The biggest down-side to sewing is that you can’t try something on before you make it. And sometimes – whether it’s the style, the fabric, the fit, or something else entirely – the project that you’ve laboured over just isn’t quite what you’d envisioned.
I made this dress last year from an absolute show-stopper of a linen tablecloth designed by Dana Kinter for Adairs. I loved it – the pattern, the fabric, the fit. I wore it a handful of times, and then… stopped.
I was looking at it in my wardrobe recently and trying to puzzle out why I so rarely reached for it. Did I think it was too special for every day? (No). Did it fit awkwardly? (No). Was it annoying to launder? (No).
Eventually I figured it out. Originally I made the dress sleeveless, thinking I’d layer it pinny-style over long sleeves in winter, and wear it with bare arms in summer. But I didn’t. I had precisely one (1) top that worked under it, and I’m newly self-conscious about my upper arms.
Luckily when I’d first sewn the dress I’d done such a good job of tetris-ing the pattern pieces that I still a smidge of fabric left over.
Too beautiful to discard, too small to do anything with. But just, juuuuust enough to cut two elbow length sleeves.
I had to get a bit creative with one (you can see the extra wedge I had to install) and the armscye is cut quite deep, which would have been an issue if I didn’t have such narrow shoulders, but a little unpicking, a little creative cobbling, and I have a dress that I both love and will hopefully wear far more often.
I’ve been pretty meh about gingham for a long time. It seemed like such a sweet print – better suited to rosy-cheeked twenty-somethings and romping in meadows. I didn’t think I was cool enough to make it look cool and ironic, but then I found this oatmeal & black linen from GJ’s which was cool and ironic in its own right.
There wasn’t much more than a metre left on the roll, but it was enough to squeeze out a Cuff Top (without facing, front & back cut on the fold, and fairly cropped).
It’s quickly become one of my favourite tops! If you’re looking for some linen like this for your own project, The Linen Shack has some available now.
I made the Kielo dress earlier this year, and it’s such a show-stopper. The deceptively simple wrap shape creates a clever draped and pleated effect at the front, and is both comfortable and versatile. It’s been designed for the crossover to wrap at the front, but you can see the simple sheath-dress effect of wrapping it with the crossover at the back too.
The pattern does have a sleeved option for cooler weather, but the bright print really screamed summer at me, so I made it sleeveless and brought the hem up from the original maxi-length.
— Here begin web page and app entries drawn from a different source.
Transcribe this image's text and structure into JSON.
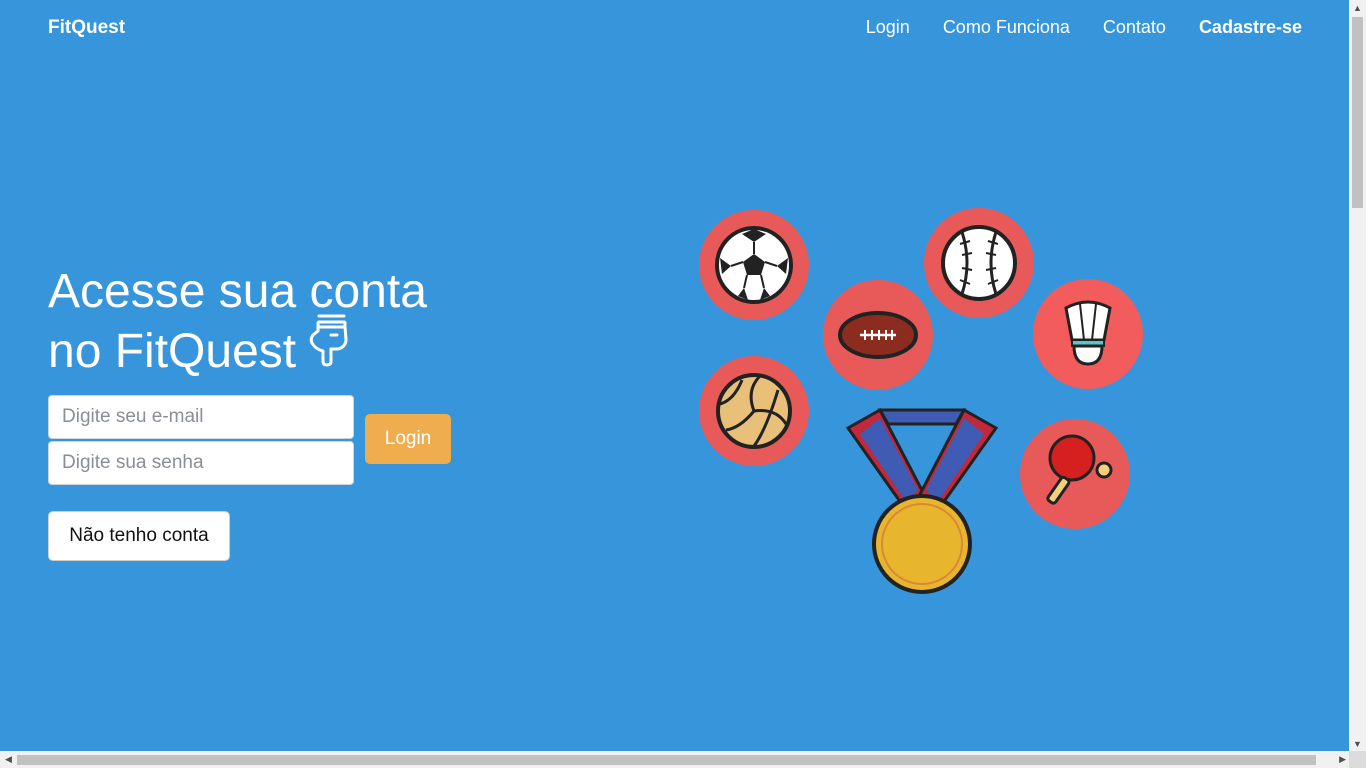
{
  "brand": "FitQuest",
  "nav": {
    "login": "Login",
    "como_funciona": "Como Funciona",
    "contato": "Contato",
    "cadastre": "Cadastre-se"
  },
  "hero": {
    "title_line1": "Acesse sua conta",
    "title_line2": "no FitQuest"
  },
  "form": {
    "email_placeholder": "Digite seu e-mail",
    "senha_placeholder": "Digite sua senha",
    "login_button": "Login",
    "no_account_button": "Não tenho conta"
  },
  "colors": {
    "background": "#3796db",
    "accent": "#f0ad4e",
    "circle": "#e85a5a"
  },
  "icons": [
    "hand-pointing-icon",
    "soccer-ball-icon",
    "baseball-icon",
    "football-icon",
    "shuttlecock-icon",
    "volleyball-icon",
    "ping-pong-paddle-icon",
    "medal-icon"
  ]
}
I’m actually surprised by how well it layers under a chunky sweater – the bodice is clean and tight-fitting enough that it doesn’t create extra bulk, and I was able to tuck the hem of the sweater into the wrapped sash to create the illusion of a form-fitting pencil skirt.